## Requirement
Determine the number of lines in the listing below in which the word "this" is present, and state it without comment.

## Entries supplied

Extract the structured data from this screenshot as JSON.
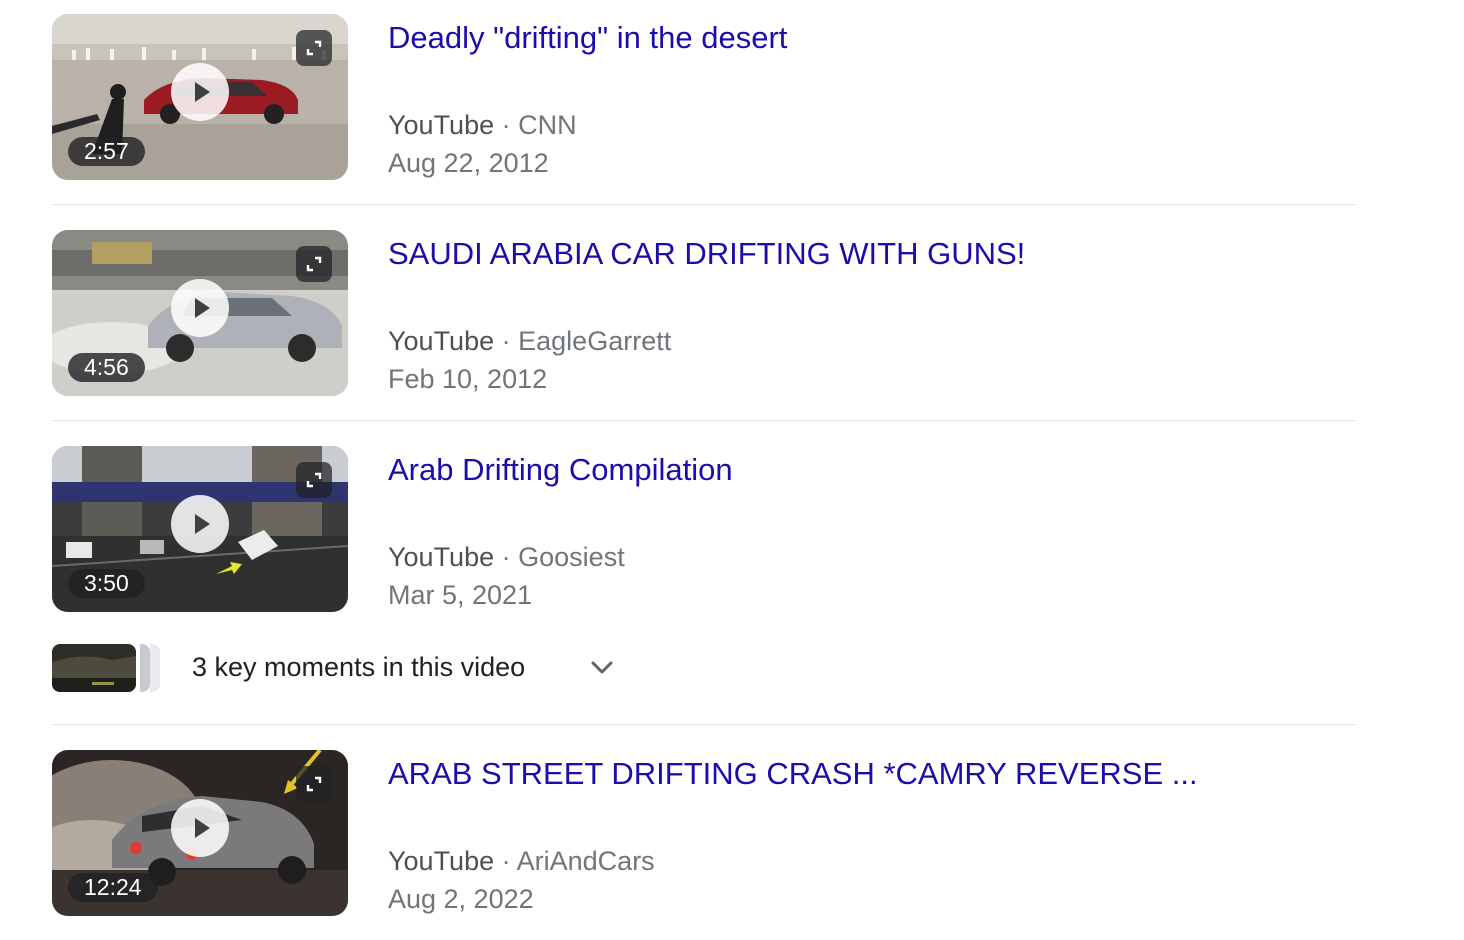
{
  "results": [
    {
      "title": "Deadly \"drifting\" in the desert",
      "source": "YouTube",
      "channel": "CNN",
      "date": "Aug 22, 2012",
      "duration": "2:57"
    },
    {
      "title": "SAUDI ARABIA CAR DRIFTING WITH GUNS!",
      "source": "YouTube",
      "channel": "EagleGarrett",
      "date": "Feb 10, 2012",
      "duration": "4:56"
    },
    {
      "title": "Arab Drifting Compilation",
      "source": "YouTube",
      "channel": "Goosiest",
      "date": "Mar 5, 2021",
      "duration": "3:50"
    },
    {
      "title": "ARAB STREET DRIFTING CRASH *CAMRY REVERSE ...",
      "source": "YouTube",
      "channel": "AriAndCars",
      "date": "Aug 2, 2022",
      "duration": "12:24"
    }
  ],
  "key_moments": {
    "label": "3 key moments in this video"
  },
  "separator": "·",
  "colors": {
    "title_link": "#1a0dab",
    "meta_text": "#70757a",
    "source_text": "#4d5156",
    "divider": "#e3e3e3"
  },
  "icons": [
    "play-icon",
    "expand-icon",
    "chevron-down-icon"
  ]
}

## The answer
2